THE DATA:
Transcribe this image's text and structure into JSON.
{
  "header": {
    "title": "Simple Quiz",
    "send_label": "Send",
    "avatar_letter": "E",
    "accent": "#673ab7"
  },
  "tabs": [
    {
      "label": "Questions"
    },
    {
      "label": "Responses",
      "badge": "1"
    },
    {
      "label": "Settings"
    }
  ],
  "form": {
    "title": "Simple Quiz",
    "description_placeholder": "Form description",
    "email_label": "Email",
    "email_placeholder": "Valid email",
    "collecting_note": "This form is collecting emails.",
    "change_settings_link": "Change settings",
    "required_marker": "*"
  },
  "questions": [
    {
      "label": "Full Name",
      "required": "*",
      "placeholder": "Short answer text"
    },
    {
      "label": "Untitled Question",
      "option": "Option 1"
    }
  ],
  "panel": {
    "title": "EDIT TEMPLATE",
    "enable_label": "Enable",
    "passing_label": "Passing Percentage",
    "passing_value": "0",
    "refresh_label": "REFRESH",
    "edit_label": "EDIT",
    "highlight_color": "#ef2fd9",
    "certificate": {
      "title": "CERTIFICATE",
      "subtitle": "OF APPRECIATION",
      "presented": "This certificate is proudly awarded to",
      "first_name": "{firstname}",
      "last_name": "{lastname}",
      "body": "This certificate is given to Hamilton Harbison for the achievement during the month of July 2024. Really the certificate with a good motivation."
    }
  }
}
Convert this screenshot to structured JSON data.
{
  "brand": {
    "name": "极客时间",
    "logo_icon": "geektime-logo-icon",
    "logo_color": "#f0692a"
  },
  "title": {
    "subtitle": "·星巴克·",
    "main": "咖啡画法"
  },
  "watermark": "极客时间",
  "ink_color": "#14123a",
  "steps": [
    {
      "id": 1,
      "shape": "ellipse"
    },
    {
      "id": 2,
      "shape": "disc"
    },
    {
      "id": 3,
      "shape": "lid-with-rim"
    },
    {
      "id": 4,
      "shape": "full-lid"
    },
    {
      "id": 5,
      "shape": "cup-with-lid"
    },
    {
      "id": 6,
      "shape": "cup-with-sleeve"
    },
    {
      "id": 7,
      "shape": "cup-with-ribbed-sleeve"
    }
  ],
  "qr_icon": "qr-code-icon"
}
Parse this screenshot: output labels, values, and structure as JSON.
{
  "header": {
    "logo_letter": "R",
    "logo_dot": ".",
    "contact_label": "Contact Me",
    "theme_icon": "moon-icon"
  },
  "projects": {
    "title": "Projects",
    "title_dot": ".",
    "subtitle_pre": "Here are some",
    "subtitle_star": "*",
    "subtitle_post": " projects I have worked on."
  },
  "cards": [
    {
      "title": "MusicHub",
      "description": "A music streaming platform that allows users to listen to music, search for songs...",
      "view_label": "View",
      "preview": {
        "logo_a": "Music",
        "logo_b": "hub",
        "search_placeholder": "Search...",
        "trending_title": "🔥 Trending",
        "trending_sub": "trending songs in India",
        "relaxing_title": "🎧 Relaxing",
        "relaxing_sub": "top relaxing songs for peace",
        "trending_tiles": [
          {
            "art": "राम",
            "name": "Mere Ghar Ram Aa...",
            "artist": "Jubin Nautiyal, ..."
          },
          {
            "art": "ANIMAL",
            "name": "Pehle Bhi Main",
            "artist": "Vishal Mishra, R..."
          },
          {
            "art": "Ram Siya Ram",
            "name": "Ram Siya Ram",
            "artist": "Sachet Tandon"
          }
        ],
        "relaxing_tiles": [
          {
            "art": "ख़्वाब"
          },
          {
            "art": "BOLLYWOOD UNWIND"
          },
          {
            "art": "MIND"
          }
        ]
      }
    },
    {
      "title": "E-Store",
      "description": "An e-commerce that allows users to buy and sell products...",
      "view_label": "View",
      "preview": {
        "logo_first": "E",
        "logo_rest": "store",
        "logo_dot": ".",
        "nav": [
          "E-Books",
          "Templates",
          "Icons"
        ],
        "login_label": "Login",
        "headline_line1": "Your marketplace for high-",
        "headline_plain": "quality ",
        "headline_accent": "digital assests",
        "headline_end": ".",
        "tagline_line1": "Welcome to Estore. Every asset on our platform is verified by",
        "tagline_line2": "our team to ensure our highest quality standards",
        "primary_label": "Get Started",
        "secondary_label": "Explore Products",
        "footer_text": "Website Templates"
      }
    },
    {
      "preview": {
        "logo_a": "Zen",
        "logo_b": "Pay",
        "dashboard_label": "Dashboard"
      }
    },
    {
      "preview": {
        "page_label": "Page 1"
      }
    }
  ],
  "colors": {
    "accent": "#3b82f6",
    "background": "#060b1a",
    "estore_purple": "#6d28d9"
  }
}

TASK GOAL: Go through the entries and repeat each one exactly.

OUTPUT FOR THIS TASK:
Transcribe this image's text and structure into JSON.
{
  "header": {
    "title": "Simple Quiz",
    "send_label": "Send",
    "avatar_letter": "E",
    "accent": "#673ab7"
  },
  "tabs": [
    {
      "label": "Questions"
    },
    {
      "label": "Responses",
      "badge": "1"
    },
    {
      "label": "Settings"
    }
  ],
  "form": {
    "title": "Simple Quiz",
    "description_placeholder": "Form description",
    "email_label": "Email",
    "email_placeholder": "Valid email",
    "collecting_note": "This form is collecting emails.",
    "change_settings_link": "Change settings",
    "required_marker": "*"
  },
  "questions": [
    {
      "label": "Full Name",
      "required": "*",
      "placeholder": "Short answer text"
    },
    {
      "label": "Untitled Question",
      "option": "Option 1"
    }
  ],
  "panel": {
    "title": "EDIT TEMPLATE",
    "enable_label": "Enable",
    "passing_label": "Passing Percentage",
    "passing_value": "0",
    "refresh_label": "REFRESH",
    "edit_label": "EDIT",
    "highlight_color": "#ef2fd9",
    "certificate": {
      "title": "CERTIFICATE",
      "subtitle": "OF APPRECIATION",
      "presented": "This certificate is proudly awarded to",
      "first_name": "{firstname}",
      "last_name": "{lastname}",
      "body": "This certificate is given to Hamilton Harbison for the achievement during the month of July 2024. Really the certificate with a good motivation."
    }
  }
}
Convert this screenshot to structured JSON data.
{
  "brand": {
    "name": "极客时间",
    "logo_icon": "geektime-logo-icon",
    "logo_color": "#f0692a"
  },
  "title": {
    "subtitle": "·星巴克·",
    "main": "咖啡画法"
  },
  "watermark": "极客时间",
  "ink_color": "#14123a",
  "steps": [
    {
      "id": 1,
      "shape": "ellipse"
    },
    {
      "id": 2,
      "shape": "disc"
    },
    {
      "id": 3,
      "shape": "lid-with-rim"
    },
    {
      "id": 4,
      "shape": "full-lid"
    },
    {
      "id": 5,
      "shape": "cup-with-lid"
    },
    {
      "id": 6,
      "shape": "cup-with-sleeve"
    },
    {
      "id": 7,
      "shape": "cup-with-ribbed-sleeve"
    }
  ],
  "qr_icon": "qr-code-icon"
}
Parse this screenshot: output labels, values, and structure as JSON.
{
  "header": {
    "logo_letter": "R",
    "logo_dot": ".",
    "contact_label": "Contact Me",
    "theme_icon": "moon-icon"
  },
  "projects": {
    "title": "Projects",
    "title_dot": ".",
    "subtitle_pre": "Here are some",
    "subtitle_star": "*",
    "subtitle_post": " projects I have worked on."
  },
  "cards": [
    {
      "title": "MusicHub",
      "description": "A music streaming platform that allows users to listen to music, search for songs...",
      "view_label": "View",
      "preview": {
        "logo_a": "Music",
        "logo_b": "hub",
        "search_placeholder": "Search...",
        "trending_title": "🔥 Trending",
        "trending_sub": "trending songs in India",
        "relaxing_title": "🎧 Relaxing",
        "relaxing_sub": "top relaxing songs for peace",
        "trending_tiles": [
          {
            "art": "राम",
            "name": "Mere Ghar Ram Aa...",
            "artist": "Jubin Nautiyal, ..."
          },
          {
            "art": "ANIMAL",
            "name": "Pehle Bhi Main",
            "artist": "Vishal Mishra, R..."
          },
          {
            "art": "Ram Siya Ram",
            "name": "Ram Siya Ram",
            "artist": "Sachet Tandon"
          }
        ],
        "relaxing_tiles": [
          {
            "art": "ख़्वाब"
          },
          {
            "art": "BOLLYWOOD UNWIND"
          },
          {
            "art": "MIND"
          }
        ]
      }
    },
    {
      "title": "E-Store",
      "description": "An e-commerce that allows users to buy and sell products...",
      "view_label": "View",
      "preview": {
        "logo_first": "E",
        "logo_rest": "store",
        "logo_dot": ".",
        "nav": [
          "E-Books",
          "Templates",
          "Icons"
        ],
        "login_label": "Login",
        "headline_line1": "Your marketplace for high-",
        "headline_plain": "quality ",
        "headline_accent": "digital assests",
        "headline_end": ".",
        "tagline_line1": "Welcome to Estore. Every asset on our platform is verified by",
        "tagline_line2": "our team to ensure our highest quality standards",
        "primary_label": "Get Started",
        "secondary_label": "Explore Products",
        "footer_text": "Website Templates"
      }
    },
    {
      "preview": {
        "logo_a": "Zen",
        "logo_b": "Pay",
        "dashboard_label": "Dashboard"
      }
    },
    {
      "preview": {
        "page_label": "Page 1"
      }
    }
  ],
  "colors": {
    "accent": "#3b82f6",
    "background": "#060b1a",
    "estore_purple": "#6d28d9"
  }
}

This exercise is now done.